education." Durango, CO: Kivaki Press. Describes Indigenous teaching and
learning tied to place. Written by a Tewa Indian specializing in environmental
education and multicultural curriculum/program development in science, social
science, and the arts. These concepts and principles are equally adaptable to
Haas, T., & Nachtigal, P. (1998). "Place value: An educator's guide to
good literature on rural lifeways, environments, and purposes of education."
Charleston, WV: ERIC Clearinghouse on Rural Education and Small Schools. Chapter
subtitles describe the book's scope: education for living well ecologically,
politically, economically, spiritually, and in community. Extensive annotated
bibliographies for each aspect of place-based education are included.
Hart, R. A. (1999). "Children's participation: The theory and practice of
including young citizens in community development and environmental care."
London: Earthscan Publications Ltd. Outlines a theory and practice leading to

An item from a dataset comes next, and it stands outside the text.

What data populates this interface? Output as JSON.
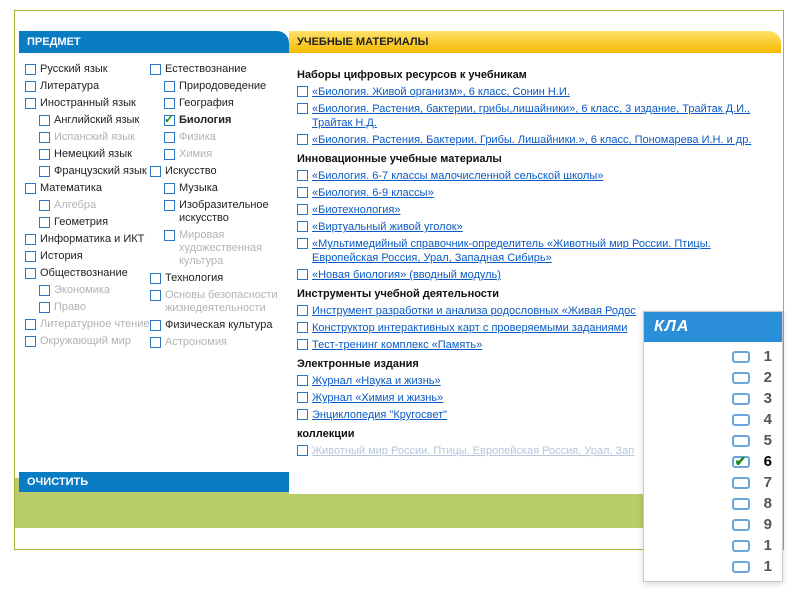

sustainable "development that meets the needs of the present without
compromising the ability of future generations to meet their own needs" (p. 5).
Hart's examples of place-based curricula are provided through several case
studies from all over the world.
Kriesberg, D. A. (1999). "A sense of place: Teaching children about the
environment with picture books." Englewood, CO: Teacher Ideas Press. Highlights
integration of the arts with place, providing teachers with picture book
resources and activities for place-based teaching.
Smith, G. A., & Williams, D. R. (Eds.) (1999). "Ecological education in
action: On weaving education, culture, and the environment." Albany, NY: State
University of New York Press. Kiefer and Demple describe a strategy for building
an ecologically sustainable way of learning in the program, "Common Roots." They
conclude, "in creating a context for local curriculum, we have seen the power of
unifying the curriculum through the unique story of each community" (p. 43).
Sobel, D. (1993). "Children's special places: Exploring the role of forts,
dens, and bush houses in middle childhood." Tucson, AZ: Zephyr Press. Offers
several case studies in Chapter 5: "Making a Place in The Curriculum" and
demonstrates the importance of childhood experiences around the home and
The Orion Society (1998). "Stories in the land: A place-based environmental
education anthology." Great Barrington, MA: The Orion Society. John Elder
describes four fundamental themes illustrated by the programs described:
attentiveness to students' home landscapes, the convergence of natural sciences
and the arts, time spent outdoors, and exploring cultural aspects of the
community (pp. 13-14). The authors of this anthology provide examples of
CONCLUSION AND RECOMMENDATIONS FOR FUTURE
Place-based education represents a recent trend in the broad
field of outdoor education. It recaptures the ancient idea of "listening to the
land" and living and learning in harmony with the earth and with each other. As
society becomes increasingly urbanized and technologized, educators must
continue to adopt and adapt more of the goals, theory, and practice of
Dewey, J. (1915). The school and society (Rev.
ed.). Chicago, IL: The University of Chicago Press.
Haymes, S. N. (1995). Race, culture, and the city: A pedagogy for Black urban
struggle. Albany, NY: State University of New York Press.
Knapp, C. E. (1996). Just beyond the classroom: Community adventures for
interdisciplinary learning. Charleston, WV: ERIC Clearinghouse on Rural
Education and Small Schools. (ERIC Document Reproduction Service No. ED 388 485)
Orr, D. W. (1994). Earth in mind: On education, environment, and the human
prospect. Washington, DC: Island Press.
Smith, G. A., & Williams, D. R. (Eds.) (1999). Ecological education in
action: On weaving education, culture, and the environment. Albany, NY: State
University of New York Press.
Theobald, P. (1997). Teaching the commons: Place, pride, and the renewal of
community. Boulder, CO: Westview Press.
Theobald, P., & Curtiss, J. (2000, Spring). Communities as curricula.
Forum for Applied Research and Public Policy, 15(1), 106-111.
Thomashow, M. (1995). Ecological identity: Becoming a reflective
environmentalist. Cambridge, MA: The MIT Press.
Traina, F., & Darley-Hill, S. (Eds.) (1995). Perspectives in bioregional
education. Troy, OH: North American Association for Environmental Education.